Work instruction:
Please copy the data shown below, word for word.

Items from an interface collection
►

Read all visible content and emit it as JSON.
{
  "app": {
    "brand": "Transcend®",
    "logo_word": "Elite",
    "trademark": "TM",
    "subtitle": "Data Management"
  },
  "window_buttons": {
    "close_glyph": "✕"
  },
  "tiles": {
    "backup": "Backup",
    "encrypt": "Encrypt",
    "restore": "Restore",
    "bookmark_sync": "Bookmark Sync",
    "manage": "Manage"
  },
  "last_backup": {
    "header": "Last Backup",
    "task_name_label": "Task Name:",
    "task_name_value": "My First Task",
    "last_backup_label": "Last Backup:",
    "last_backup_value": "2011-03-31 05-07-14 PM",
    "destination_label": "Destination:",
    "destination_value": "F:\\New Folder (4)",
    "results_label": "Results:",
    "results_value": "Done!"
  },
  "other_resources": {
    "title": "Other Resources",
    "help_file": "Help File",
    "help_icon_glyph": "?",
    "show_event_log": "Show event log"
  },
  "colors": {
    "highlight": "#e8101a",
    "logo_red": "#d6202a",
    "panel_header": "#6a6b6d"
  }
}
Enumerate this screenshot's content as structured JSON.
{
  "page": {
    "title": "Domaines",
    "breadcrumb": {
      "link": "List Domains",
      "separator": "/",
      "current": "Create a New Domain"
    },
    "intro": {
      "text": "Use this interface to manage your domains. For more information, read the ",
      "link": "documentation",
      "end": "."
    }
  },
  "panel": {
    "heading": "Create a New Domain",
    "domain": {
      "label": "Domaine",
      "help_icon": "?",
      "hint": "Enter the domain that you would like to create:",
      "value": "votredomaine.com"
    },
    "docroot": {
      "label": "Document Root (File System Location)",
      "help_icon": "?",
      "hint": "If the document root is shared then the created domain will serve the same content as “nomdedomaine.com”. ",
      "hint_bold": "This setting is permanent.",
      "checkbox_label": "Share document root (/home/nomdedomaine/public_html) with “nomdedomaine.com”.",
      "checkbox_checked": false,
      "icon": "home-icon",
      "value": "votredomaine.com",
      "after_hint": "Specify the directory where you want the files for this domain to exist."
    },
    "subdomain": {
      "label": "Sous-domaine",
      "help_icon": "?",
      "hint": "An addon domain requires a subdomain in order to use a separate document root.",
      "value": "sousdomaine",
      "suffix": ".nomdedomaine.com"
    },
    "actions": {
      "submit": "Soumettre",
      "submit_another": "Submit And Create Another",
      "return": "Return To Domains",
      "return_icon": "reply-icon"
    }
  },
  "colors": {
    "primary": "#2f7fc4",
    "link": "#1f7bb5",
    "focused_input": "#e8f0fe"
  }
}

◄

Task solution:
Read all visible content and emit it as JSON.
{
  "app": {
    "brand": "Transcend®",
    "logo_word": "Elite",
    "trademark": "TM",
    "subtitle": "Data Management"
  },
  "window_buttons": {
    "close_glyph": "✕"
  },
  "tiles": {
    "backup": "Backup",
    "encrypt": "Encrypt",
    "restore": "Restore",
    "bookmark_sync": "Bookmark Sync",
    "manage": "Manage"
  },
  "last_backup": {
    "header": "Last Backup",
    "task_name_label": "Task Name:",
    "task_name_value": "My First Task",
    "last_backup_label": "Last Backup:",
    "last_backup_value": "2011-03-31 05-07-14 PM",
    "destination_label": "Destination:",
    "destination_value": "F:\\New Folder (4)",
    "results_label": "Results:",
    "results_value": "Done!"
  },
  "other_resources": {
    "title": "Other Resources",
    "help_file": "Help File",
    "help_icon_glyph": "?",
    "show_event_log": "Show event log"
  },
  "colors": {
    "highlight": "#e8101a",
    "logo_red": "#d6202a",
    "panel_header": "#6a6b6d"
  }
}
Enumerate this screenshot's content as structured JSON.
{
  "page": {
    "title": "Domaines",
    "breadcrumb": {
      "link": "List Domains",
      "separator": "/",
      "current": "Create a New Domain"
    },
    "intro": {
      "text": "Use this interface to manage your domains. For more information, read the ",
      "link": "documentation",
      "end": "."
    }
  },
  "panel": {
    "heading": "Create a New Domain",
    "domain": {
      "label": "Domaine",
      "help_icon": "?",
      "hint": "Enter the domain that you would like to create:",
      "value": "votredomaine.com"
    },
    "docroot": {
      "label": "Document Root (File System Location)",
      "help_icon": "?",
      "hint": "If the document root is shared then the created domain will serve the same content as “nomdedomaine.com”. ",
      "hint_bold": "This setting is permanent.",
      "checkbox_label": "Share document root (/home/nomdedomaine/public_html) with “nomdedomaine.com”.",
      "checkbox_checked": false,
      "icon": "home-icon",
      "value": "votredomaine.com",
      "after_hint": "Specify the directory where you want the files for this domain to exist."
    },
    "subdomain": {
      "label": "Sous-domaine",
      "help_icon": "?",
      "hint": "An addon domain requires a subdomain in order to use a separate document root.",
      "value": "sousdomaine",
      "suffix": ".nomdedomaine.com"
    },
    "actions": {
      "submit": "Soumettre",
      "submit_another": "Submit And Create Another",
      "return": "Return To Domains",
      "return_icon": "reply-icon"
    }
  },
  "colors": {
    "primary": "#2f7fc4",
    "link": "#1f7bb5",
    "focused_input": "#e8f0fe"
  }
}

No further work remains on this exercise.